Wednesday, May 25, 2016

Our Potager at the End of a Very Busy May

As a grower of fresh produce, I never know if weather conditions will allow getting into the ground soon enough what I planned to do way back in the quiet of winter.

Pods for sure, but half of the patch is still at the flowering stage

Peas and new potatoes need to be planted early in the season which would be around late February/early March in southwest France. Their maturity takes about three months from sowing and requires cool temperatures, especially les petit pois. This season they were introduced into their soil home in April which means end-of-June harvesting. Hopefully there won't be a canicule (heat-wave) occurring before then!

Flowers usually signal potato harvesting is close; no blooms yet for this Artemis variety

The tomato seedlings were developed enough for planting in mid-April but various cold snaps prevented that from happening. Instead of being too frustrated, I took comfort from the French version of the European traditional rule-of-thumb, that is, les saintes de glace, which govern when outdoor spring planting is safe from cold temperatures. There is an ice saint for each of three days in mid-May, but the really big shot is St. Urbain (link in French) who is the final arbiter. Since his day falls on May 25, I tell myself that it is perfectly OK that the tomatoes went in just today.

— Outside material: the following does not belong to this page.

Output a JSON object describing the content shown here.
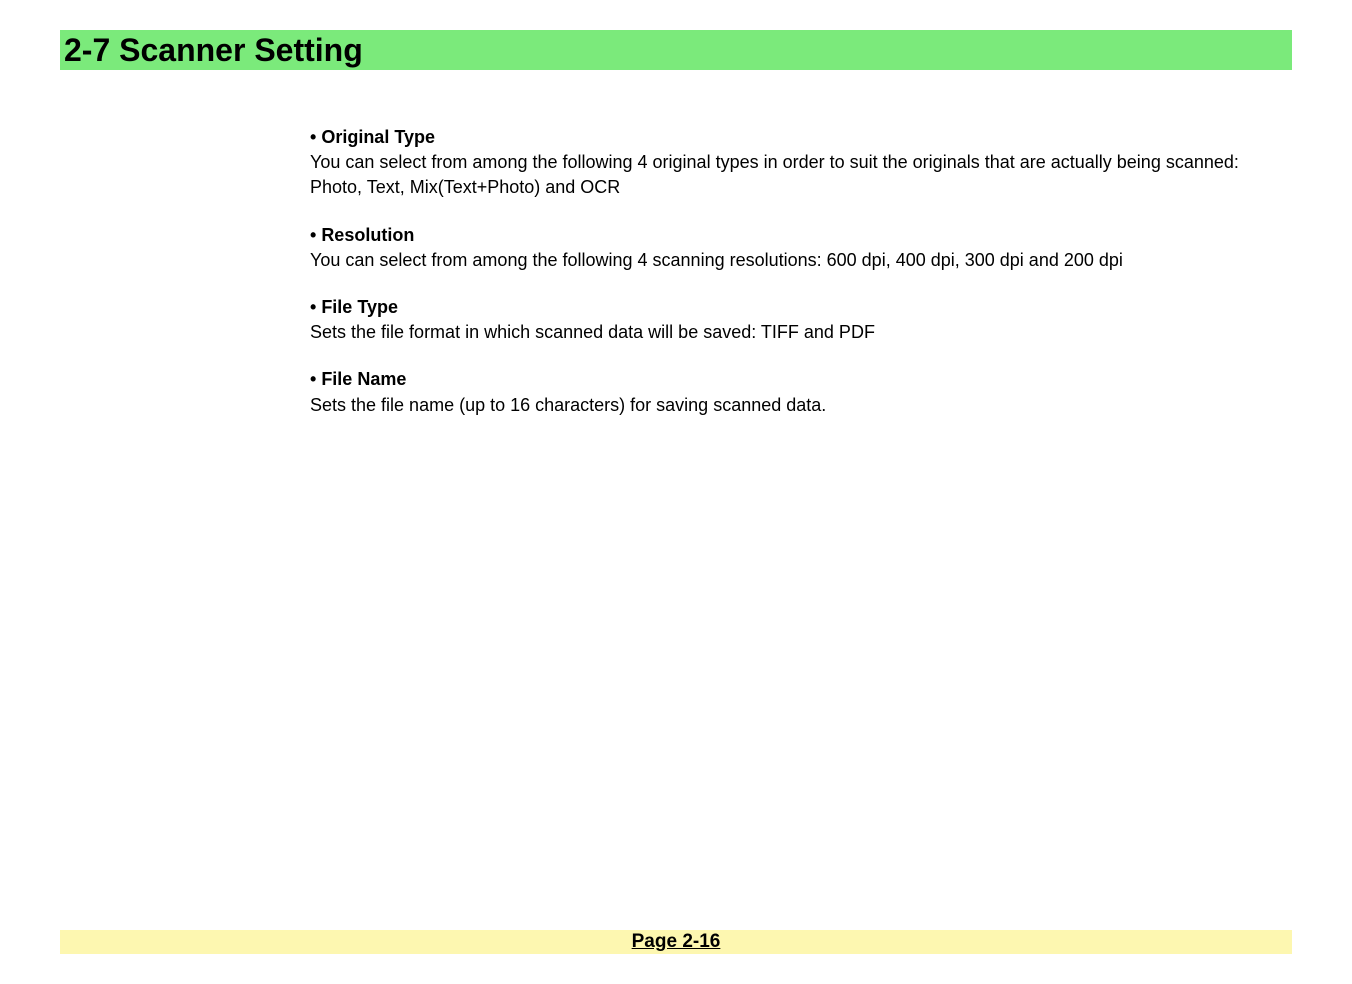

The bed was staked shortly after

Shallots were planted for the first time. What an engaging grouping of perky green tufts!

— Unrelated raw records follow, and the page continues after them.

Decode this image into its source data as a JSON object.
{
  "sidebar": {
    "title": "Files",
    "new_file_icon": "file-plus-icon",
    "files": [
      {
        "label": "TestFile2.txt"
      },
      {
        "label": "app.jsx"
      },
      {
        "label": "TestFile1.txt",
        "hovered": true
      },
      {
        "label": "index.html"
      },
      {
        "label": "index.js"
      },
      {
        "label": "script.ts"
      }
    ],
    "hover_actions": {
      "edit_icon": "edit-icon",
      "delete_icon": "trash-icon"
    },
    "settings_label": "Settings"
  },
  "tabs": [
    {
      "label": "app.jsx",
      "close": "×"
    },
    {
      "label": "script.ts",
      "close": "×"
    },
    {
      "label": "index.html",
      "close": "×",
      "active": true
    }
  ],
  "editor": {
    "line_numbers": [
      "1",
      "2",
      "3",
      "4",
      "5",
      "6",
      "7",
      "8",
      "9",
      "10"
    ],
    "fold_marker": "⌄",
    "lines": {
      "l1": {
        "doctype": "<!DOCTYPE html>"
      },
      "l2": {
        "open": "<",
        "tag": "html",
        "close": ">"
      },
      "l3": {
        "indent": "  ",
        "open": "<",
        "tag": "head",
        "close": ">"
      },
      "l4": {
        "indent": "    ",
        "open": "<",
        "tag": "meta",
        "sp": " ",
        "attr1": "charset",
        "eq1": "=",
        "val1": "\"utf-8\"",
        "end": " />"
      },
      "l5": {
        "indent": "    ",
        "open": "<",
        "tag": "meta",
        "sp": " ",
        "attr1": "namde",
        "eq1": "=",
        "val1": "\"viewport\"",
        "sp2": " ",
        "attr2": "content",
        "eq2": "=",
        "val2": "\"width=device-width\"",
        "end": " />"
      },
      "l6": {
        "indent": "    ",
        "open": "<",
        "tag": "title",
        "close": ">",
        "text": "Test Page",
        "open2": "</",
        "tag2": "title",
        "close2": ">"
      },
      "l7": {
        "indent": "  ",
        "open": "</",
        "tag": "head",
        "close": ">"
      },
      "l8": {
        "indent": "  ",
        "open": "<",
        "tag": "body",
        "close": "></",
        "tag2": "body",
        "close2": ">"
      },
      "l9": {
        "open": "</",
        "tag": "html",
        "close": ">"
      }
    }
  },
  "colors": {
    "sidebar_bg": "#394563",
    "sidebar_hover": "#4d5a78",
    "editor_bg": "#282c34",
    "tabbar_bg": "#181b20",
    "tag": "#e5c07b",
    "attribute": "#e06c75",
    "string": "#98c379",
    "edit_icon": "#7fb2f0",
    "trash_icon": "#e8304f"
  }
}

These delicious & versatile aromatics are fantastic culinary additions

Since annual vegetables can be so challenging in terms of planting deadlines, perennial edibles are a welcome relief.

Blackberries are beginning to fruit

This winter our small peach tree (pruned to keep it manageable) was sprayed* for the first time with Bordeaux mixture to combat a very persistent case of leaf curl (caused by the fungus Taphrina deformans). Then after leafing out, it was sprayed with a different product to vanquish the ever ingenious blackfly (the sometimes winged black aphid). Ants love their sticky excretions so much that they protect the aphids from predators.

Not many peaches, but they are all clean of insect goo

In the flower garden, peonies are shaking out their ruffled, deep-pink petals.

Lavender in the background

The David Austin climbing rose, Falstaff, is showing off its deeply fragrant, quartered, crimson-touched-with-purple blooms in cascades.


Mixing with the scent of the bi-coloured Bourbon rose, Ferdinand Pichard, is the perfume of entwining honeysuckle.


Taking a break from tomato planting could not be better spent than being ensconced under the pergola flanked by these flowers which regale both the eyes and the nose. 


À la prochaine!

*Spraying is done on windless, dry days via an applicator filled with the right dilution of the appropriate product.